The next day, we took a car, which dropped us off near Pulga, another village nearby. The road is still being built there so we backpacked in. On the way, we met some travelers who recommended we stay at the #capitalcafe, a new guest house with bamboo cottages (and electricity)! The place was SWEET as was the young owner, Chetan, who spent time with us and told us his story. It was a highlight for me to share my greeting cards with Chetan and his crew, who are all Nepalese. His cook recognized one of the places I’d drawn.

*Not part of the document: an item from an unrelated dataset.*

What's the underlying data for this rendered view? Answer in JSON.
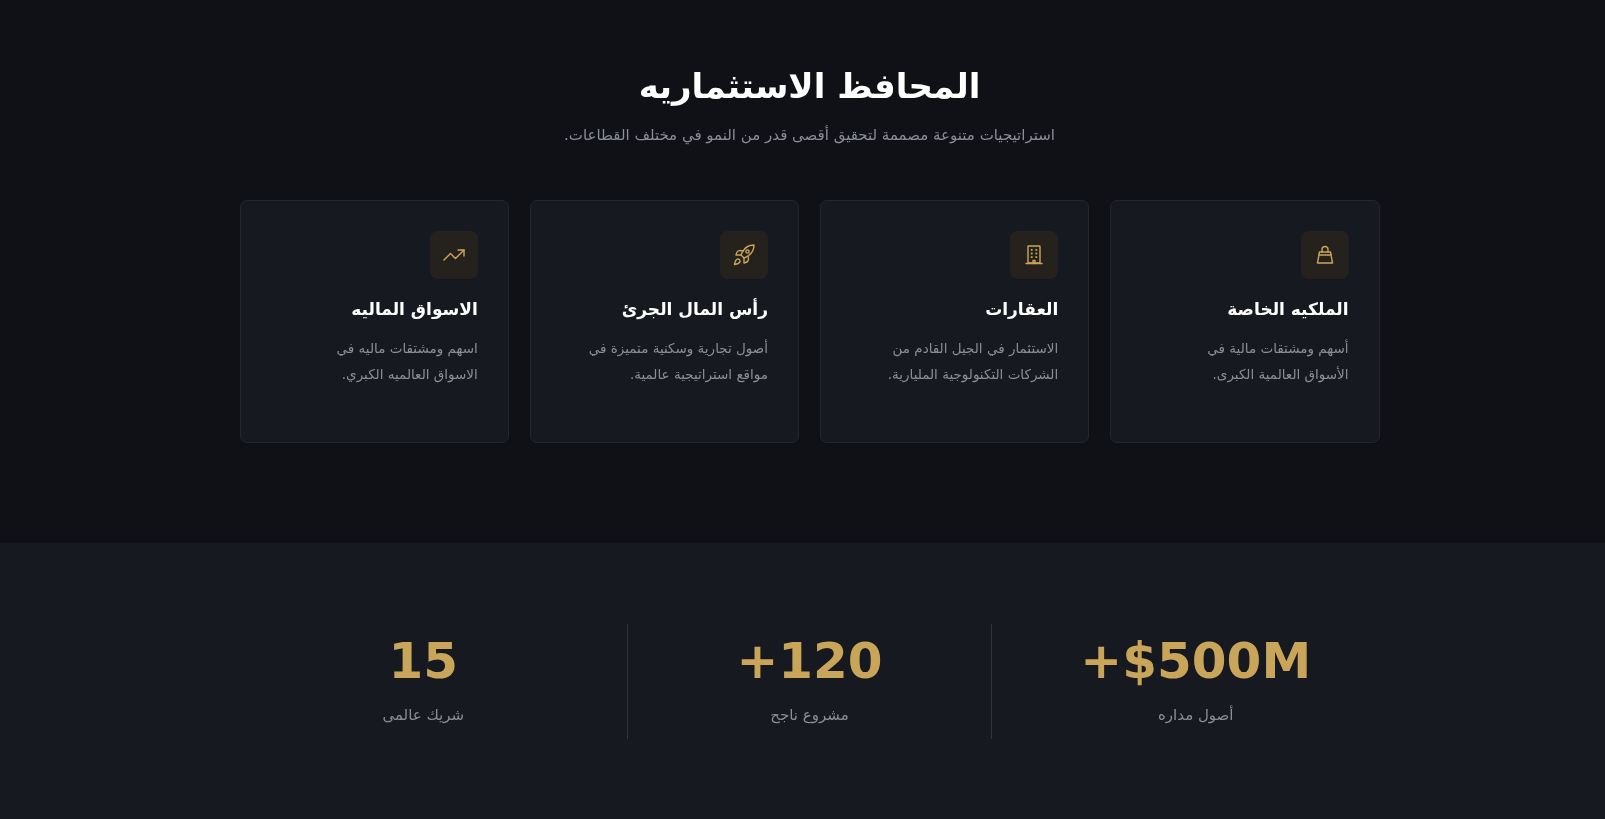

We took a hike in the dense forest there, passing a waterfall and a herd of cattle (right there on the path). To our surprise, we happened upon this shrine in the woods.

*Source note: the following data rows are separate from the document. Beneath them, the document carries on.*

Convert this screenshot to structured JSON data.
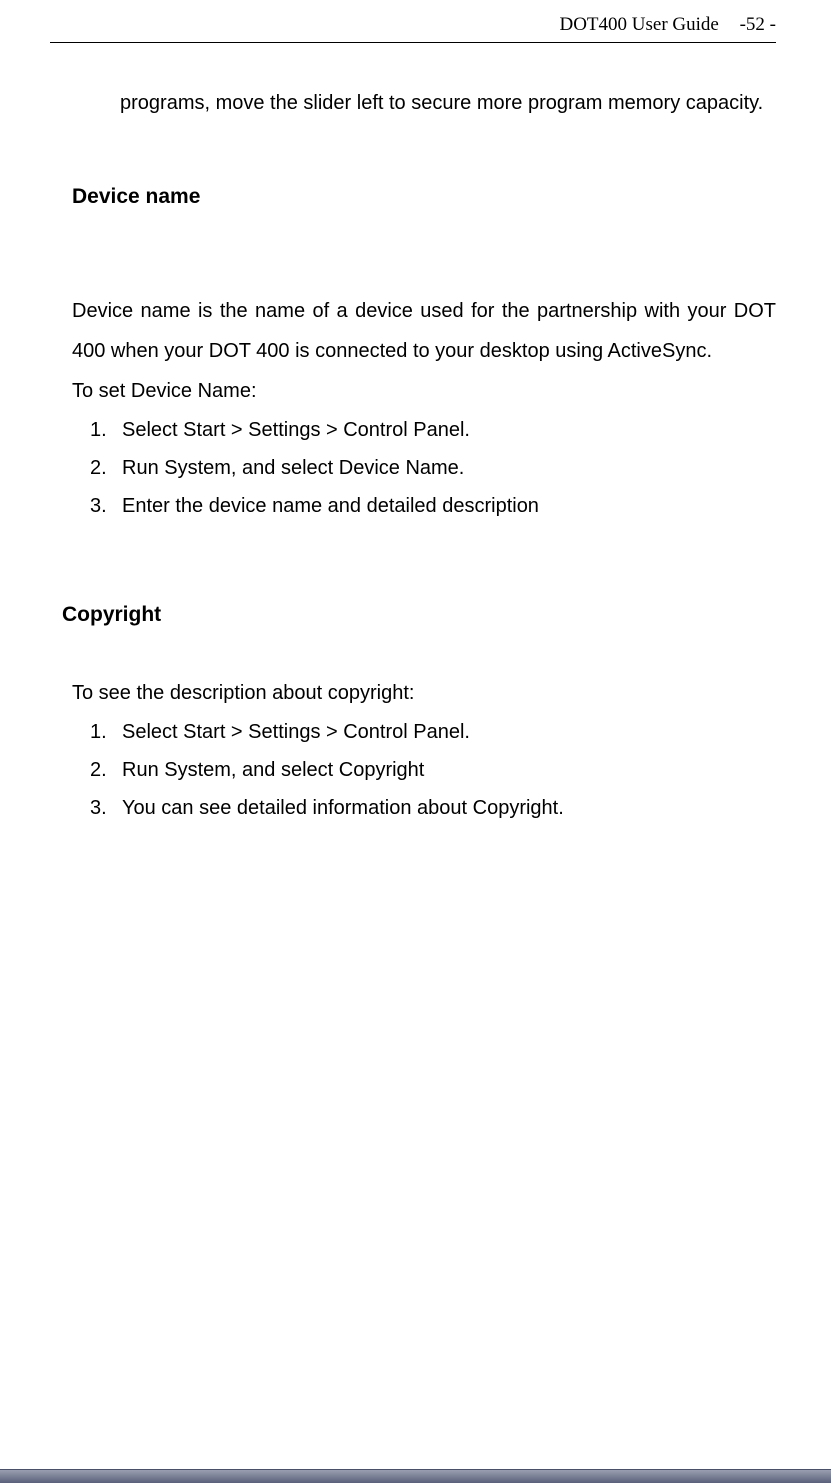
{
  "header": {
    "title": "DOT400 User Guide",
    "page": "-52 -"
  },
  "intro": {
    "text": "programs, move the slider left to secure more program memory capacity."
  },
  "section1": {
    "heading": "Device name",
    "paragraph": "Device name is the name of a device used for the partnership with your DOT 400 when your DOT 400 is connected to your desktop using ActiveSync.",
    "lead": "To set Device Name:",
    "items": [
      "Select Start > Settings > Control Panel.",
      "Run System, and select Device Name.",
      "Enter the device name and detailed description"
    ]
  },
  "section2": {
    "heading": "Copyright",
    "lead": "To see the description about copyright:",
    "items": [
      "Select Start > Settings > Control Panel.",
      "Run System, and select Copyright",
      "You can see detailed information about Copyright."
    ]
  }
}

We wanted to stay another night there but had already made reservations at an Airbnb which was in Gargi
I returned from a month long trip to India two weeks ago. It will take me a few postings to get it all down but here’s a start…
I remember that a light would appear in the eyes of my hippie friends when they spoke of their travels to India. I was 22 years old and my imagination was sparked forever. Although I visited Nepal, Burma and Thailand, I was fearful of India, my chief concerns being health and crime.
So…when Spring Studio’s office closed in April, and I was out of a job, I saw an opportunity to follow that old dream. And luckily, my childhood friend Liz, with whom I had traveled many years before, was game to join me on the adventure.
First day we stayed in Old Delhi and visited Red Fort, Humayun’s Tomb, the National Crafts Museum, and went shopping for Indian clothes (I bought kurtis and balloony pants). We ate lunch at a little, packed hole-in-the-wall and sat with some young teachers who were visiting from Goa.
Auto Rickshaws are everywhere in India. The way they get through traffic is by driving really fast and honking their horns for everyone to get out of the way. Actually, everyone drives this way. The streets are a cacophony.
Next we went to Jaipur in the state of Rajastan
Took a sweet old train (pukey greenish color) with plenty of legroom and surrounded by women! We also treated ourselves to a room at a converted palace, which was pretty amazing.
Took an Uber to Albert Hall Museum, which had wonderful art from all over the country.
It was really crazy HOT. When they say it’s going to be hot in California’s Central Valley, they mean 94. That’s a full twenty degrees cooler than it was in Rajastan.
The city is known for a walled section known as Pink City. I was really into the open air markets. The scene was alive with color as women went in to do their shopping, buying saris, groceries, herbs, clothing.
And we went to the Anoki Museum of hand printing, where we saw some impressive traditional craft techniques.
Then on to Jodhpur, also in Rajastan
Meharangarh Fort hovers over the city of Jodhpur. There are converted mansions in India, which are called Havelis. We stayed at one that was a hotel, on which, the roof restaurant afforded a great view of the fort and of a girls’ school.
It was kind of enchanting. I drew the courtyard, seen below. They had displays of artifacts there as well.
Jodhpur has wonderful, colorful open air markets. I loved seeing the women sit with shop keepers to order their saris.
The markets are where it’s at.
We went to the Meharangarh Fort on the last day. It was an incredible fort and palace. We had a guide named Sanjay.
But the heat was still an issue…it was oppressive. We decided to make our way North to the cooler climate…
I’m excited to be exhibiting my work with my mother and my grandmother all together in one show! We open this Thursday at the Jewish Community Library in San Francisco.
Le-dor va-dor means “From Generation to Generation.” It expresses the directive to teach your children the culture, values and lessons of Judaism. In our case, the teachings included art! My grandmother was a painter and sculptor, my mother is a metalsmith, ceramist and one who draws. I’m a sketcher and painter. Together, our work will span over a hundred years of art in one family.
I never knew my grandmother, but I’m so honored and thrilled to be showing my work with hers.
The Bay Area Jewish Weekly published a nice article about our show.